(Dataset entries)

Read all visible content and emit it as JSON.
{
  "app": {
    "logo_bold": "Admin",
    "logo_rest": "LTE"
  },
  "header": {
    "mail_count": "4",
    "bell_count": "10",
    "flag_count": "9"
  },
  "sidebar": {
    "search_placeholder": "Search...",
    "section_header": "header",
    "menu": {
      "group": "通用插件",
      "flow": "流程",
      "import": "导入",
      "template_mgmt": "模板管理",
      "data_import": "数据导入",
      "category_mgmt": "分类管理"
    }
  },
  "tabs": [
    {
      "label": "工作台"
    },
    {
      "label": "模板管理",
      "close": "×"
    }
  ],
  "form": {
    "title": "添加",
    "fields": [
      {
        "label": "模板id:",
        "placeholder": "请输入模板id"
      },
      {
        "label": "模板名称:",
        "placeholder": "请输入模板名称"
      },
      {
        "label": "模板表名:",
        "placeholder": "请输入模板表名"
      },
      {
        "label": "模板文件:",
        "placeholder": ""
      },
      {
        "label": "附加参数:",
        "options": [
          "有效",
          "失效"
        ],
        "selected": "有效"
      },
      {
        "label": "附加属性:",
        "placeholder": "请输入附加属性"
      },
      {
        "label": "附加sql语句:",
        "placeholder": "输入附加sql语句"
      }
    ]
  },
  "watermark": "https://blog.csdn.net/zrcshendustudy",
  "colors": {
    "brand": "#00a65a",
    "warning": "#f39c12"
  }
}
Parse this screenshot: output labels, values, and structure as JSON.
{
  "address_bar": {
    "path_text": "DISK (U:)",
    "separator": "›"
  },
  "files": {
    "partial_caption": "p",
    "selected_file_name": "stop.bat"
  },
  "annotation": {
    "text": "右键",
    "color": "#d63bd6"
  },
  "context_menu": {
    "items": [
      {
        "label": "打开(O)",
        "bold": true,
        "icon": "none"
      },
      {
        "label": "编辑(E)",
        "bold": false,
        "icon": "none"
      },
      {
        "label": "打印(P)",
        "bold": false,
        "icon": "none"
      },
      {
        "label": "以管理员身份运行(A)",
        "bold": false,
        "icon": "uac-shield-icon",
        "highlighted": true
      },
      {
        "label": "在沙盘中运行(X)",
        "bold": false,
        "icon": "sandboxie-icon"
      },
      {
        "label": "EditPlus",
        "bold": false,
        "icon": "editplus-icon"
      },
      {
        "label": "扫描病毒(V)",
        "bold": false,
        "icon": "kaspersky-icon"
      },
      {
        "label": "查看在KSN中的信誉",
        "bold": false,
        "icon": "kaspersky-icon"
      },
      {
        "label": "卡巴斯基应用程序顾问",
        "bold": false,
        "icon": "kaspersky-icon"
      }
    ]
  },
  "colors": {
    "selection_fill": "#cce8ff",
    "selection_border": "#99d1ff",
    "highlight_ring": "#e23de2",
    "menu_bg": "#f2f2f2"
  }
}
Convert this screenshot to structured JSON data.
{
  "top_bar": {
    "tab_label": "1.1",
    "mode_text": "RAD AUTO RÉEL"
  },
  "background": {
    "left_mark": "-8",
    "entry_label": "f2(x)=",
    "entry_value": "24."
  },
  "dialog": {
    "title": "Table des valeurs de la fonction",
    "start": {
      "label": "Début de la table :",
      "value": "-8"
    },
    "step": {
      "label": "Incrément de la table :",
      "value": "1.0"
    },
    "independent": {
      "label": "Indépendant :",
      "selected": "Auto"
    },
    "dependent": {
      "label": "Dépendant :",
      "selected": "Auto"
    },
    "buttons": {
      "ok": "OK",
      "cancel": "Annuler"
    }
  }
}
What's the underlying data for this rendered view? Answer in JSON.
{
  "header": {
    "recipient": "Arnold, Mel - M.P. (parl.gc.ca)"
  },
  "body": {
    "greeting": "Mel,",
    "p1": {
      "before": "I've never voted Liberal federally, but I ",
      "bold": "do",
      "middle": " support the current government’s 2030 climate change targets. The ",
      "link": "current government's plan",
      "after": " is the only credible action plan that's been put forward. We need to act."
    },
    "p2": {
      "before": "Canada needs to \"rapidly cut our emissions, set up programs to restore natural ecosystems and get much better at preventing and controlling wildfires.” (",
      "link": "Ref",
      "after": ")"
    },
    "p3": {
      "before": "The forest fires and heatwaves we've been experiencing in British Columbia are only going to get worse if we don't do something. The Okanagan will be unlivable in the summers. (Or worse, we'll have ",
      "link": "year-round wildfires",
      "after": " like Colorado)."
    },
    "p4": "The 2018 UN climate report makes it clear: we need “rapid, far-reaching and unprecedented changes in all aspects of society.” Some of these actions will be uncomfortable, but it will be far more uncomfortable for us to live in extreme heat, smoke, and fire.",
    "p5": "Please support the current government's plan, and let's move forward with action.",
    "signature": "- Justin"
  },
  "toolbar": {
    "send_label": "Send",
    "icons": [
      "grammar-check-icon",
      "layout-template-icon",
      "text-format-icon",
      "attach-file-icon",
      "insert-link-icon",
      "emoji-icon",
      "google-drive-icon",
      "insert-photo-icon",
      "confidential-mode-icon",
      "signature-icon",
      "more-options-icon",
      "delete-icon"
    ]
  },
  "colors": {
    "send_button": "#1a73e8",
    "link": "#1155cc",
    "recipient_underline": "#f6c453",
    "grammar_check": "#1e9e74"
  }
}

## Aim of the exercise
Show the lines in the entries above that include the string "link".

## Answer
      "link": "current government's plan",
      "link": "Ref",
      "link": "year-round wildfires",
      "insert-link-icon",
    "link": "#1155cc",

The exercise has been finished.